The Great Eight of the Great Barrier Reef

The Great Eight of the Great Barrier Reef

Written by: Cameron Ward

Published: 02/27/2020

Reading time: 3 mins

When visiting Africa on safari, you’ll often hear people talking about the Big Five. They want to see rhinoceros, leopard, lion, elephant and Cape buffalo. But what are the big five of the Great Barrier Reef?

Well, there isn’t five, there is eight! We like to call them the Great Eight, eight species you should try and spot during your time on the Great Barrier Reef. Learn all about these special eight species, and where you’re most likely to find them below!

  • Turtles


    If there is a poster animal for the Great Barrier Reef it’s the turtle. Six of the seven species of turtles in the world are found here. These beautiful creatures can be found around the reef throughout the year. If you’re visiting the area between January and April, you may be lucky enough to watch hatchlings making their way down beaches to the ocean.

  • Clownfish

    Clown Fish

    This bright orange fish shot to fame thanks to the film Finding Nemo in 2003. Ever since people have been searching for Nemo on their Great Barrier Reef trips. They can be seen darting through and around anemones in sheltered reefs. They’re quite easy to spot thanks to their distinctive orange colouring and black and white stripes.

  • Manta Ray

    Manta Ray

    Larger than any other species of ray, manta rays can have wingspans up to 7 metres! They are majestic and harmless and move gracefully through the water. Manta ray are solitary animals and you can see them as they travel large distances to find food.

  • Maori Wrasse

    Maori Wrasse

    There’s perhaps no fish more distinctive than the Maori wrasse. Bright blue and yellow, they are easily identifiable thanks to their large lips and protruding bump on their forehead. Despite their freakish looks, they are incredibly curious and have been known to follow swimmers in their area. If you do find a friend following you, be sure not to touch and let the fish swim at its leisure.

  • Potato Cod

    Potato Cod

    This native species is the largest bony fish in the Great Barrier Reef and can grow up to 2metre long! They have distinct brown marks along their bodies that look like, well you guessed it, potatoes. Just like the Maori wrasse, these large fish are incredibly friendly, and known to chase around divers like puppies!
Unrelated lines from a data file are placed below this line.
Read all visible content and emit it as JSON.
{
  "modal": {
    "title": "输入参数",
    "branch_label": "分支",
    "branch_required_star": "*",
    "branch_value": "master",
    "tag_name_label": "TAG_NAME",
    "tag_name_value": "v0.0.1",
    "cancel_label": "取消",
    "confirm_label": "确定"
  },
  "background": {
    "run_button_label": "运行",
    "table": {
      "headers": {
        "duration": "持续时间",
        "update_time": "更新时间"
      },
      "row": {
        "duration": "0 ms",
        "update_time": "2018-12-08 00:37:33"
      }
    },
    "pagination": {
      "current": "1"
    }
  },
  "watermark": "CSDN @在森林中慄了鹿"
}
  • Sharks


    There are more than 50 species of sharks found around the Great Barrier Reef. Some of the most commonly seen shark species are the white and black-tipped reef sharks. They are a harmless shark species and you’re likely to see them perusing the reef in deeper waters.

  • Giant Clam

    Giant Clam

    Giant Clams thrive in the Great Barrier Reefs warm waters. With a lifespan of around 100 years, these clams fasten themselves to the reef and never leave! Wait for them to open up and see their beautiful, vibrant colours. They’re impressively large, with some growing up to 1.2m long.

  • Whales

    Humpback Whale

    You didn’t expect that one, did you? Believe it or not, humpback whales travel to the Great Barrier Reef each year with their young calves. Their migration sees them splashing about around the reef from June to September each year.

Can you spot the Great Eight? Book your Great Barrier Reef tour today and try your luck at seeing the incredibly diverse marine life of the Great Barrier Reef.

Related article: The Sea Creatures and Coral Cays at Hastings Reef

Cameron Ward
Cameron Ward
Managing Director at Sightseeing Tours Australia

Cameron Ward turned his travel passion into a thriving Australian tourism business. Before he co-founded his own business, Sightseeing Tours Australia, he was enjoying being a Melbourne tour guide. Even now, Cameron delights in helping visitors from all around the world get the most out of their incredible Australian trip. You’ll see Cameron leading tours or writing about his favourite Australian places where he shares his local insights.